It has been on the cards for a number of years, as reported by ScooterNova both online and in print, but the sad day has arrived when Scooters India Ltd has finally closed the doors of the last Lambretta factory in the world.
After Innocenti ceased production of the Lambretta in Milan in 1971, they sold the factory tooling along with the Lambretta and Lambro brand names to the Indian Government. They subsequently formed a company named Scooters India Ltd and shipped everything from Italy to India to begin production at a newly built factory in Lucknow a few years later.
There they produced versions of the Lambretta Grand Prix (aka dl) and the Lambretta Cento. After a while these names remained in use for export models only, while those for the local Indian market were renamed the Vijai and Sunny respectively.
SIL also sent parts and scooters in kit form for local assembly at other factories and plants around India.
Eventually the government-owned company was allowed to get into financial difficulties, production targets never quite reaching what had been hoped for.
Scooter production ceased in 1997, while production of their Lambro style three-wheelers continued. However for a number of years it has been listed as ‘sick company’ with the government searching for a buyer.
In January 2021 we reported in our online blog here that the threat of closure looked to be finally amounting to something. We also wrote about the demise of SIL in edition 24 of ScooterNova magazine.
And if you would like to see and read about the SIL Lambretta factory when it still had scooters on the production line, we covered that in edition 24 too with our friend and scooter club-mate Bob reporting on his visit there back in 1994. Click here for details.
Here at ScooterNova we have always appreciated the Indian produced scooters, owning a few between us. Andy in fact has one of the last Lambrettas from 1997. We have published numerous articles about them in the magazine too, including the SIL Lambretta J in edition 5, and also celebrated the SIL incarnation of Bertone’s Lambretta design, the GP in edition 16 of ScooterNova magazine.
Sadly however, Scooter Center Koln have posted a blog today confirming that the SIL factory is no more. For further details about that story and to see more images of what remains at the factory in Lucknow, click the SCK blog link here.
Apparently the factory doors are closed and the contents will soon be put up for auction.
Paul at Scooter Restorations in Notts has been dealing with SIL for many years now and before Covid used to make regular visits to the factory on buying trips. He told ScooterNova, “Most of what is there, as you can see, is sadly not worth anything. SIL have not produced a scooter since the 1990s nor any scooter or 2-stroke parts for many years now. There is a lot of three-wheeler stuff there, but most of the two-wheeler parts that were any good we purchased a few years back. What you can see in the photos is either damaged or scrap, or stuff that nobody wants.

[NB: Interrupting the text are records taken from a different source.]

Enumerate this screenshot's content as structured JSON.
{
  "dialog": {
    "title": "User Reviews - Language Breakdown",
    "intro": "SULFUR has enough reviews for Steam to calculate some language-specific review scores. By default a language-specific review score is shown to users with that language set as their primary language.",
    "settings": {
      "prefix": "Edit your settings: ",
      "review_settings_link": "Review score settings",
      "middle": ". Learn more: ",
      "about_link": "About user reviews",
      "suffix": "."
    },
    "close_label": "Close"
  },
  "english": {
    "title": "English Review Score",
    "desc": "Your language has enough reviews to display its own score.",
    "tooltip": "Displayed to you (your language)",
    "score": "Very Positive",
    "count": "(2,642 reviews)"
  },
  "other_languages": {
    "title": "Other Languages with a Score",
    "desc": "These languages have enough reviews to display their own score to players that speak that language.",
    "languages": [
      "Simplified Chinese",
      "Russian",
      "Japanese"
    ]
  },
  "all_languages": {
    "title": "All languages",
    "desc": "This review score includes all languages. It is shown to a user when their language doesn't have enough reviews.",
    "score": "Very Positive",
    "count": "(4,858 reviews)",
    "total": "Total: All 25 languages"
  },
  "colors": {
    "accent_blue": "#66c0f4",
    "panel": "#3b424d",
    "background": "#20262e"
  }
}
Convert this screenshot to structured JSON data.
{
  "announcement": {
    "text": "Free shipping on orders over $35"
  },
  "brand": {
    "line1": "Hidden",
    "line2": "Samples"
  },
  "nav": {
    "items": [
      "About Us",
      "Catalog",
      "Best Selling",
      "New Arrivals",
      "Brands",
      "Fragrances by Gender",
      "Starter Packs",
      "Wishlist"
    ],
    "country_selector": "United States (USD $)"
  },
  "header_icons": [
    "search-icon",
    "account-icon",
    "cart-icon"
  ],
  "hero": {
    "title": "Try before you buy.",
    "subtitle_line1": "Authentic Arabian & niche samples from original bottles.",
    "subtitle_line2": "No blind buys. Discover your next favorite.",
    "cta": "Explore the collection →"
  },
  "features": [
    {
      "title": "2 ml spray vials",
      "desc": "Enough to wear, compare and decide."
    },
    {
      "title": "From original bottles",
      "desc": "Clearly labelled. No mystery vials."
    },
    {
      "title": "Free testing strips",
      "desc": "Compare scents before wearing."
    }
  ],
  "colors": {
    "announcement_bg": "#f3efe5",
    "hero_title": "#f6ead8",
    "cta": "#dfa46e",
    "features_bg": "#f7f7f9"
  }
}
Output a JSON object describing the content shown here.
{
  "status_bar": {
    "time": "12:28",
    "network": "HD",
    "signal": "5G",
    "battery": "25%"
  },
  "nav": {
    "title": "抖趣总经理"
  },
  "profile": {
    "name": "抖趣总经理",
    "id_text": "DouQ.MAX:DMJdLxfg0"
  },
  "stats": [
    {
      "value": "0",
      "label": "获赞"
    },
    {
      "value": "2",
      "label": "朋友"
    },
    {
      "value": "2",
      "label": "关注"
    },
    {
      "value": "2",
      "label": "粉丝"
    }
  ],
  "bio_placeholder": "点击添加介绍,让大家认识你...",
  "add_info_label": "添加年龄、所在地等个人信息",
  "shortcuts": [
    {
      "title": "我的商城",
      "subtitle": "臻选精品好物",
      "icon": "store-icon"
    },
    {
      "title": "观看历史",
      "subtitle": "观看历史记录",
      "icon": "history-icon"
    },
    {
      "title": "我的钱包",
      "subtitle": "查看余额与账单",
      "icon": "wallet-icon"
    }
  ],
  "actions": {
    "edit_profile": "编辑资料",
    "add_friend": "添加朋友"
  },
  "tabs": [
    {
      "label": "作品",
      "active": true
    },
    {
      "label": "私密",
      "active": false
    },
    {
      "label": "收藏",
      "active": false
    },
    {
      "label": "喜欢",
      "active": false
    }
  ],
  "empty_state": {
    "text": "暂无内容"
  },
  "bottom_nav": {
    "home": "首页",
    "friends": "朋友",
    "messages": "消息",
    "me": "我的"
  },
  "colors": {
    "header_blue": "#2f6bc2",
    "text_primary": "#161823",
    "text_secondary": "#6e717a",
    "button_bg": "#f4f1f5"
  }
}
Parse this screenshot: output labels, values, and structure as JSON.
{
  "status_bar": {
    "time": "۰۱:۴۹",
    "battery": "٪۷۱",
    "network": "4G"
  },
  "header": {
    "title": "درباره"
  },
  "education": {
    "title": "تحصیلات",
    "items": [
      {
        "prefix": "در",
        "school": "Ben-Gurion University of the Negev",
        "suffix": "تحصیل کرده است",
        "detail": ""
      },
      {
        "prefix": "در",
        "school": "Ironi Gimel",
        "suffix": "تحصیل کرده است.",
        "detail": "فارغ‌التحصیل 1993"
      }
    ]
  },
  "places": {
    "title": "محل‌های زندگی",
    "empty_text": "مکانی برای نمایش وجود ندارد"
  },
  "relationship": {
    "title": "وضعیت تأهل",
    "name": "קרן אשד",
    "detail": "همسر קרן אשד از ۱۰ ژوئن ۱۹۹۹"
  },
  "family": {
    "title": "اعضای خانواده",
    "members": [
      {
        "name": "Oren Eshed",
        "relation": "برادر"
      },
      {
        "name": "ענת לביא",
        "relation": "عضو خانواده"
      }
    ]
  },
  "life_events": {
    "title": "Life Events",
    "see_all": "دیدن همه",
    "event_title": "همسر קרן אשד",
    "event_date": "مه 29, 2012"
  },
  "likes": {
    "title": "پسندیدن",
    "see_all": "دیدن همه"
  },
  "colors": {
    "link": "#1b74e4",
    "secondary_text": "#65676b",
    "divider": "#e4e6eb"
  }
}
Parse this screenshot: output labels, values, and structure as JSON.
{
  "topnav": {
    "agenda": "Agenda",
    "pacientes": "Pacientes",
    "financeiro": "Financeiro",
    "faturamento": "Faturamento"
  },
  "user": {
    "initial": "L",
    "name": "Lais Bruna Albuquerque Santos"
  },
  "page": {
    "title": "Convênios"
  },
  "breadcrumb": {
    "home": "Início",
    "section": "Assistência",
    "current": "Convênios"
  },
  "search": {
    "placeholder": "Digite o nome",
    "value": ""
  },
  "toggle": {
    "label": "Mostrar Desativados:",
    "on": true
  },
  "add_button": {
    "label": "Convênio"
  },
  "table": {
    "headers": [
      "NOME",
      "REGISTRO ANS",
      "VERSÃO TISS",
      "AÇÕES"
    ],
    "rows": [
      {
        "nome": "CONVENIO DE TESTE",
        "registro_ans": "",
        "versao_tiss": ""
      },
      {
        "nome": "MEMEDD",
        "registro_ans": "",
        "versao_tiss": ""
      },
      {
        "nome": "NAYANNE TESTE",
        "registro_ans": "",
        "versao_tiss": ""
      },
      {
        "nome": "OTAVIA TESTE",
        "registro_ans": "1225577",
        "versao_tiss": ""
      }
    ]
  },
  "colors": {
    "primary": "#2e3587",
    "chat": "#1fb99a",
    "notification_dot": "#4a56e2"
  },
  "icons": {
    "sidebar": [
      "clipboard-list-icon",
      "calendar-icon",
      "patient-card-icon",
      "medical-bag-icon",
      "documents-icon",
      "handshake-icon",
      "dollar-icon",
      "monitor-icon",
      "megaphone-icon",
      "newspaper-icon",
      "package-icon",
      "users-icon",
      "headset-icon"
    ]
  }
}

For example, the photo of the handlebar gear change with a square Serveta light switch will only fit the fatter SIL GP handlebars and is therefore no good for the original Spanish handlebar. We have a few, but who wants them? Even the tooling is worn, and some of it damaged as you can see from the photo of the engine casing tooling. Nevertheless it is a sad day that they have finally closed the doors.”
Over the years SIL received negative comments for the quality of their parts, some justified but others not. Innocenti didn’t have a 100% record either and both factories suffered from inferior pattern parts being confused with the originals. SIL Lambretta parts were not always perfect, but then by the end nor was the old tooling they were using either. That said, while parts may not have looked pretty, they often worked, and the fact remains that they were being produced for scooters that were not luxury vehicles but cheap transport for the masses.
So RIP SIL and thank you for many years of service with scooters, spare parts, electronic ignitions, and generally helping to keep our old classic Lambrettas on the road today.
**Edition 30 (March/April) of ScooterNova magazine was published on 25 February 2022. ScooterNova is available from all good scooter shops or via mail order from our secure online shop here.
For those who appreciate the wider Lambretta family (we are referring to geared classics by the way), then you might well enjoy a forthcoming article on some of the lesser known Indian scooters that came from SIL’s and other Lambretta-related tooling. It is pencilled in for a future edition of ScooterNova magazine.